(Stored data entries)
----------------------------------------

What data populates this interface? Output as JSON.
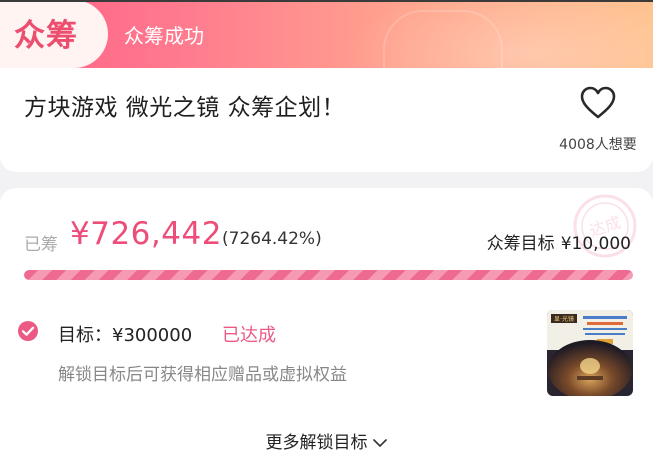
{
  "header": {
    "badge_text": "众筹",
    "status_text": "众筹成功"
  },
  "project": {
    "title": "方块游戏 微光之镜 众筹企划！",
    "want_count_text": "4008人想要"
  },
  "funding": {
    "raised_label": "已筹",
    "raised_amount": "¥726,442",
    "raised_percent": "(7264.42%)",
    "goal_label": "众筹目标",
    "goal_amount": "¥10,000",
    "progress_fraction": 1.0,
    "stamp_text": "达成"
  },
  "unlock": {
    "target_text": "目标：¥300000",
    "target_status": "已达成",
    "description": "解锁目标后可获得相应赠品或虚拟权益",
    "thumb_label": "显·光镜",
    "more_label": "更多解锁目标"
  },
  "colors": {
    "accent": "#ec4e79",
    "banner_start": "#ff5e86",
    "banner_end": "#ffc28e"
  },
  "icons": [
    "heart-icon",
    "check-circle-icon",
    "chevron-down-icon",
    "achieved-stamp-icon"
  ]
}
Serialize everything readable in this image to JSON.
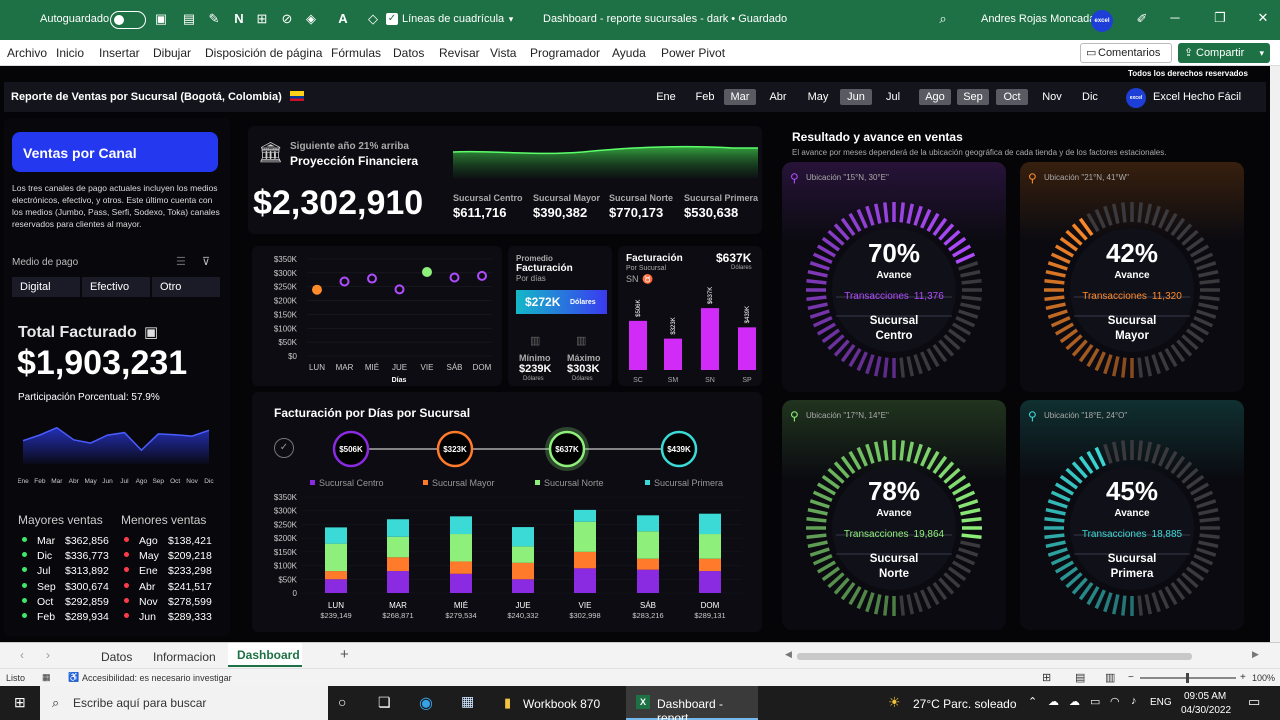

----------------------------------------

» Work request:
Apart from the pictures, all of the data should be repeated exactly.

» Result of the exercise:
What data populates this interface? Output as JSON.
{
  "header": {
    "badge_text": "众筹",
    "status_text": "众筹成功"
  },
  "project": {
    "title": "方块游戏 微光之镜 众筹企划！",
    "want_count_text": "4008人想要"
  },
  "funding": {
    "raised_label": "已筹",
    "raised_amount": "¥726,442",
    "raised_percent": "(7264.42%)",
    "goal_label": "众筹目标",
    "goal_amount": "¥10,000",
    "progress_fraction": 1.0,
    "stamp_text": "达成"
  },
  "unlock": {
    "target_text": "目标：¥300000",
    "target_status": "已达成",
    "description": "解锁目标后可获得相应赠品或虚拟权益",
    "thumb_label": "显·光镜",
    "more_label": "更多解锁目标"
  },
  "colors": {
    "accent": "#ec4e79",
    "banner_start": "#ff5e86",
    "banner_end": "#ffc28e"
  },
  "icons": [
    "heart-icon",
    "check-circle-icon",
    "chevron-down-icon",
    "achieved-stamp-icon"
  ]
}
Serialize everything readable in this image to JSON.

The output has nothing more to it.